Jonáš Czesaný (1972) belongs to the generation of painters that emerged on the Czech art scene at the turn of the last century. His earliest works, dating from his time at the Academy of Fine Arts in Prague, where he studied under Professors F. Hodonský (painting) and V. Kokolia (graphic art), tackle the theme of landscape. He mastered the art of drawing during his graphic studies which brought him deepening interest in figures and objects. When working on his first self-contained series of paintings, the artist uses magazine and photo patterns. He creates a strangely bizarre world in which the key role is initially played by a feel for the grotesque (series Koupacky, Anthems, Black and White), sense of absurd and black humour (series Fish&Fishes], later succeeded by a greater degree of melancholy and scepticism (series Beatles). Jonáš Czesaný exhibited a selection of his paintings at a two-man show with Jakub Špaňhel at the National Gallery, Veltržní Palace, in 2005. A catalogue was published by the National Gallery to accompany the show.

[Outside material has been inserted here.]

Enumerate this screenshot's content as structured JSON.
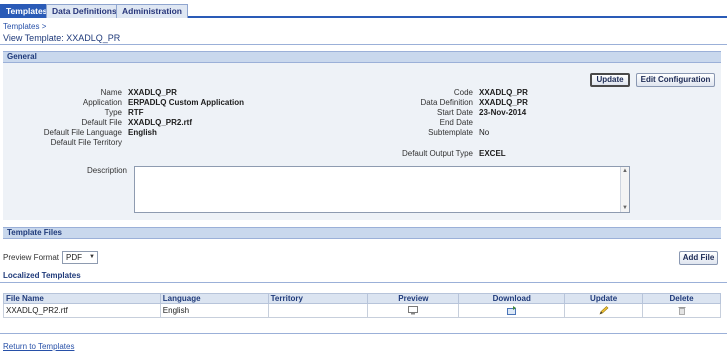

For his large-scale paintings, Czesaný looks to locations near his home in Prague. Mostly portraying the modern developments and buildings in the Prague's Holešovice quarter, he explores their specifics forms and scales (e.g. Veletržák, 2006). Using the medium of painting, he enters the "ghetto of life" as given by the circumstances and his long-term existential symbiosis with it (High-rise building, 2006). The covered territory has been "experienced", Czesaný has spent much precious time in the area. In its detail, Czesaný's contemplation of Holešovice also echoes in the cycle Pigeons (2006). Czesaný imparts the different subspecies of pigeon with irony by the names he gives them (Plebeian, Aristocrat – both fom 2006), expressing his own individual sympathies or aversions.
text: Petr Vaňous, 2008